William Zahn, an Army soldier whose devotion to an
Indian woman he loved might have saved his life

By Curt Eriksmoen 23 July 2017 - The Fargo Forum Inforum

One of Col. George Custer's Army scouts in Dakota Territory later served as an interpreter for Sitting Bull and participated in Buffalo Bill Cody's Wild West Show.

William Zahn first arrived in northern Dakota Territory in 1870 to help expand the military facilities at Fort Rice. In 1873, he was transferred to what is now Fort Yates and began courting a Lakota Indian woman.

At that time, "an order was issued that all soldiers should discard or marry their Indian women." Since he did not yet have enough money to purchase the requested dowry items in order to marry his love interest and was also not willing to abandon her, Zahn, on Aug. 22, 1875, "took his discharge and stayed with his Sioux woman."

This decision also spared him from taking part in the Battle of the Little Big Horn one year later where many of Custer's soldiers were killed.

William Presley Zahn was born on Oct. 25, 1849, to John and Esther (Stambaugh) Zahn, on a farm near Fetterhoff's Mill in west-central Indiana. After receiving his basic education, William worked on various farms and also did carpentry work.

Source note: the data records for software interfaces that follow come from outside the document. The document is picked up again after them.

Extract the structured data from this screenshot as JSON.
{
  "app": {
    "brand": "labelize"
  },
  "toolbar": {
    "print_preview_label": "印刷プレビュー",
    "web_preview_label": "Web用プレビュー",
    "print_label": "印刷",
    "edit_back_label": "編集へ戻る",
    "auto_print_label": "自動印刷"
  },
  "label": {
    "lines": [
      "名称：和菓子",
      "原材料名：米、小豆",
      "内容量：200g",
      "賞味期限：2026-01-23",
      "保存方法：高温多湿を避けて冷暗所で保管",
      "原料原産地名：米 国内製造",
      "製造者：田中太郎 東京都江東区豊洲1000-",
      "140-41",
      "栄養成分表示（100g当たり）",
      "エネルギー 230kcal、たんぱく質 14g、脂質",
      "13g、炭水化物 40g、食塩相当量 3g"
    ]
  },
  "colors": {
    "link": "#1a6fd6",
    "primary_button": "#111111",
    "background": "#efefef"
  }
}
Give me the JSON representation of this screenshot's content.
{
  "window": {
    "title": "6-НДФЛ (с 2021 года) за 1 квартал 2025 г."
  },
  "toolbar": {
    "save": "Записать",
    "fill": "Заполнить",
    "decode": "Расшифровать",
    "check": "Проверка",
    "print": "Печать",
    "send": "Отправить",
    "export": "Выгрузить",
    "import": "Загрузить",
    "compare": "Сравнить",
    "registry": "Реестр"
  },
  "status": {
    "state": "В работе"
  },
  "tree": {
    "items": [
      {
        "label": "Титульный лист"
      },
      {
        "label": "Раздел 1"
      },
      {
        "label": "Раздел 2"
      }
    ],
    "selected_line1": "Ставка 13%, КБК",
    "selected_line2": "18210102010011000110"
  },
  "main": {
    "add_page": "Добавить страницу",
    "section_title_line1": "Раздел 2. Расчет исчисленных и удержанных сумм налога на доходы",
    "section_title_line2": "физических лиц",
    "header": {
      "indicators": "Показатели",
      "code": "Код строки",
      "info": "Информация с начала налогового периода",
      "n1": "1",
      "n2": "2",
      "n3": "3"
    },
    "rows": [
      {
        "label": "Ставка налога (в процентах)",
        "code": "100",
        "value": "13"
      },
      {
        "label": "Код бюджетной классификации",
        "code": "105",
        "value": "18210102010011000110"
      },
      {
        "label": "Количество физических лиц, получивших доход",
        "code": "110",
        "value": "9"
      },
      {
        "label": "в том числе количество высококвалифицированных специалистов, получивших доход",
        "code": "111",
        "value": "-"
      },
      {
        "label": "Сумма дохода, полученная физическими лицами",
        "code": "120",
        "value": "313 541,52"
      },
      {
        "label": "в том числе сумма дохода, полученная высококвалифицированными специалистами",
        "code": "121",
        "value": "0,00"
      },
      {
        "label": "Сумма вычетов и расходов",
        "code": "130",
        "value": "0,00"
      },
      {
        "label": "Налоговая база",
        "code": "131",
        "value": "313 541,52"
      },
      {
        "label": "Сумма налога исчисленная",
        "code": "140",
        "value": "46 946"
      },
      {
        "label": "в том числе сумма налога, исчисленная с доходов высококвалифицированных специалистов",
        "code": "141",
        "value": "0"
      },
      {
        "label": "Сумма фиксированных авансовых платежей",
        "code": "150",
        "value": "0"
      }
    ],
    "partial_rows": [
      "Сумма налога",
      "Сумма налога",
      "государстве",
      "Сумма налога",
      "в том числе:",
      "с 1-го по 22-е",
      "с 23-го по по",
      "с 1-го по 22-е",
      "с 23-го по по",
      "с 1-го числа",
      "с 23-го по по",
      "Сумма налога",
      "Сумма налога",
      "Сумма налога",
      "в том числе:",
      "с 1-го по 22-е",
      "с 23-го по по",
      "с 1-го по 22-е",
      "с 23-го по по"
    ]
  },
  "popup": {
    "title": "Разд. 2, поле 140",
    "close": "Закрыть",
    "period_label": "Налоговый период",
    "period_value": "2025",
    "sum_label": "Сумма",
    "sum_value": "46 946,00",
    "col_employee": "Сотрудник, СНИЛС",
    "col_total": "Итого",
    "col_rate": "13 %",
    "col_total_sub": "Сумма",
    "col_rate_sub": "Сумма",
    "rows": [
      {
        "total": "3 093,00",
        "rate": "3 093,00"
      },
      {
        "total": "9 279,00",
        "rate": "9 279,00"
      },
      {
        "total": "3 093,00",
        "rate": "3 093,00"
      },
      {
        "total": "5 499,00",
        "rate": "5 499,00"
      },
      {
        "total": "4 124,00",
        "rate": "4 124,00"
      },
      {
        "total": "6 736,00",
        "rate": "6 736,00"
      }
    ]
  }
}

On Aug. 22, 1869, Zahn enlisted in the Army. He was assigned to Company G of the 17th U.S. Infantry and sent to Fort Sully in southern Dakota Territory. Soon after arriving at the fort, he was reassigned to Fort Rice to help with construction of the expansion of the fort. When that was completed, Zahn was kept busy raising hay, providing wood for the fort, repairing roads, and repulsing frequent Indian attacks.

On Sept. 9, 1873, Zahn was reassigned to the Standing Rock Cantonment (later renamed Fort Yates). For 66 days, he accompanied Col. David Stanley and the soldiers of the 7th Cavalry while they protected the surveyors of the Northern Pacific Railroad in western Dakota and eastern Montana. On June 8, 1874, Zahn and other members of company G were sent to Fort Abraham Lincoln to join Col. Custer. Custer was leading an expedition to the Black Hills to search for a site for a future fort and to check out rumors about large amounts of gold discovered in the hills.

When the expedition concluded in September, Zahn was anxious to return to Standing Rock to be with his love interest, Winyan-Waste/Pretty Woman. Winyan-Waste [Note: aka Wia Waste, married 1879] was the sister of John Grass, chief of the Blackfeet band of Lakota Indians.

In order for Zahn to marry her, Grass asked for a dowry of "one Henry rifle, an American (large) horse, and quite a lot of calico." It was not until 1879 that Zahn had acquired the requested dowry and was able to marry the woman he loved. After giving birth to three sons [Note: Joe, John, William, Jr.], Winyan-Waste died on Aug. 2, 1886. Following her death, Zahn married Princess Kezewin/Josephine Mary, the daughter of Chief Flying Cloud, a local Hunkpapa leader "and a relative of Sitting Bull."

Soon after leaving the Army in 1875, Zahn worked as an interpreter and "engaged in freighting with a bull team between Bismarck and the Black Hills." In 1879, he built a log cabin, becoming the first settler at the mouth of the Cannonball River.

Zahn established a trading post at his cabin and also spent considerable time instructing the Indians at the Standing Rock agency about various farming techniques. The Indians considered him one of their own people, and he became a trusted friend of Sitting Bull, Rain-in-Face, and many other Indian leaders.

Zahn established a close relationship with Sitting Bull and often served as his personal interpreter.

In the fall of 1889, the military became alarmed upon learning that Sitting Bull was conducting Ghost Dances off of the Standing Rock Reservation. They wanted him to return to the reservation so that his actions could be more closely monitored, and William "Buffalo Bill" Cody was sent to try and persuade Sitting Bull to return to Standing Rock. Before confronting Sitting Bull, Cody stopped by Zahn's cabin to ask him to go with him, but Zahn declined, stating that if they left Sitting Bull alone, he would return on his own accord.

After Sitting Bull was killed a year later, Cody convinced Zahn to join his Wild West Show. Zahn also remained active with the Lakota people until his death on Sept. 8, 1936.

Click on picture for a larger view. William is pictured with his second wife, Princess Kezewin, and their four oldest children.

Burial, Tombstone Picture